Of course, you’re not one to stand in the way of true love. But for liabilities’ sake, you need to know what is going on between co-workers in your organisation. As mentioned before, ramifications of a romantic relationship can be huge, the largest risk being a conflict of interest which can impact other employees. This is especially true if the relationship involves a manager and a subordinate.
Your workplace policies should set clear ground rules around relationships between employees in the workplace. We recommend that your policy requires employees to disclose any workplace relationships either to HR or management, even if it is just a fling. This way you can react accordingly like changing reporting structures or reassigning tasks/roles to minimise the risk of conflict.
Be sure to include clear consequences for nondisclosure, such as disciplinary action or termination.
Define unacceptable workplace conduct
What may seem like innocent office flirting, could be entirely something different. However innocent, public opinion has recently drawn a clear line in the sand when it comes to any sexual harassment allegation. Sexual harassment claims have ended the career of multiple high profile individuals and incurred massive financial and reputational consequences for the companies they worked for (see New York sues Weinstein co). It is important to be clear about what does and does not constitute sexual harassment, for the safety of your employees and your brand.
In cases of sexual harassment, employers can be held vicariously liable for the actions of employees. However, if an employer can demonstrate they took all reasonable steps to prevent employees engaging in unacceptable workplace conduct, they may be able to avoid large fines and legal charges. A well-drafted sexual harassment policy is a step in the right direction.
Multiple channels to report or complain
Your employees need to be comfortable to Kiss-and-Tell without spreading workplace rumours. Make sure you have multiple channels for employees to report consensual and not consensual behaviour at work. Every business must have a detailed grievance procedure which allows for escalation if the employee is not satisfied with the result. Better to find out about any misconduct in the workplace when it happens not years later like most of the allegations that have arisen in the media recently. This way you can act proactively before any patterns of harassment become engrained or conflicts of interest arise.
The last piece of the puzzle is the investigation. When any allegations of harassment arise in your workplace, an employer needs to conduct an unbiased investigation into the incident. If you need advice on how to conduct a workplace investigation, the HR Assured Telephone Advisory Team is just a phone call away.

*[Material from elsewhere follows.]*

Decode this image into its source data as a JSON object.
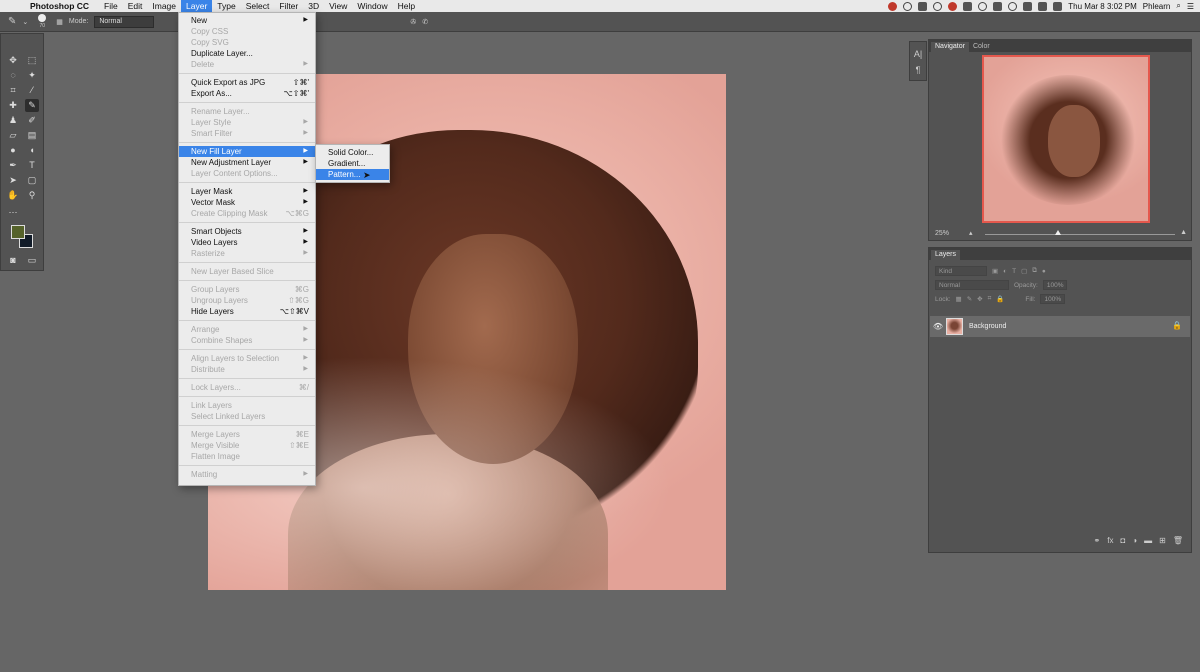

If the claims are numerous and serious, you might want to outsource the investigation to an experienced workplace relations law firm to gain legal professional privilege. This means you can get all the details of what went on without having to disclose everything to the courts if it will cause your brand reputational damage.
Whether you are a believer or not, Valentine’s Day seems to have a way of getting people thinking romantic thoughts. Romance in the workplace is inevitable and shouldn’t be outlawed. However as recent events have shown, there is a huge risk of relationships between work colleagues turning sour. The best defence is to know all the facts so you can react accordingly to protect your employees and company reputation.
Sparks flying at your workplace? Call us on 02 9083 0033 for a free call to one of our workplace relations consultants.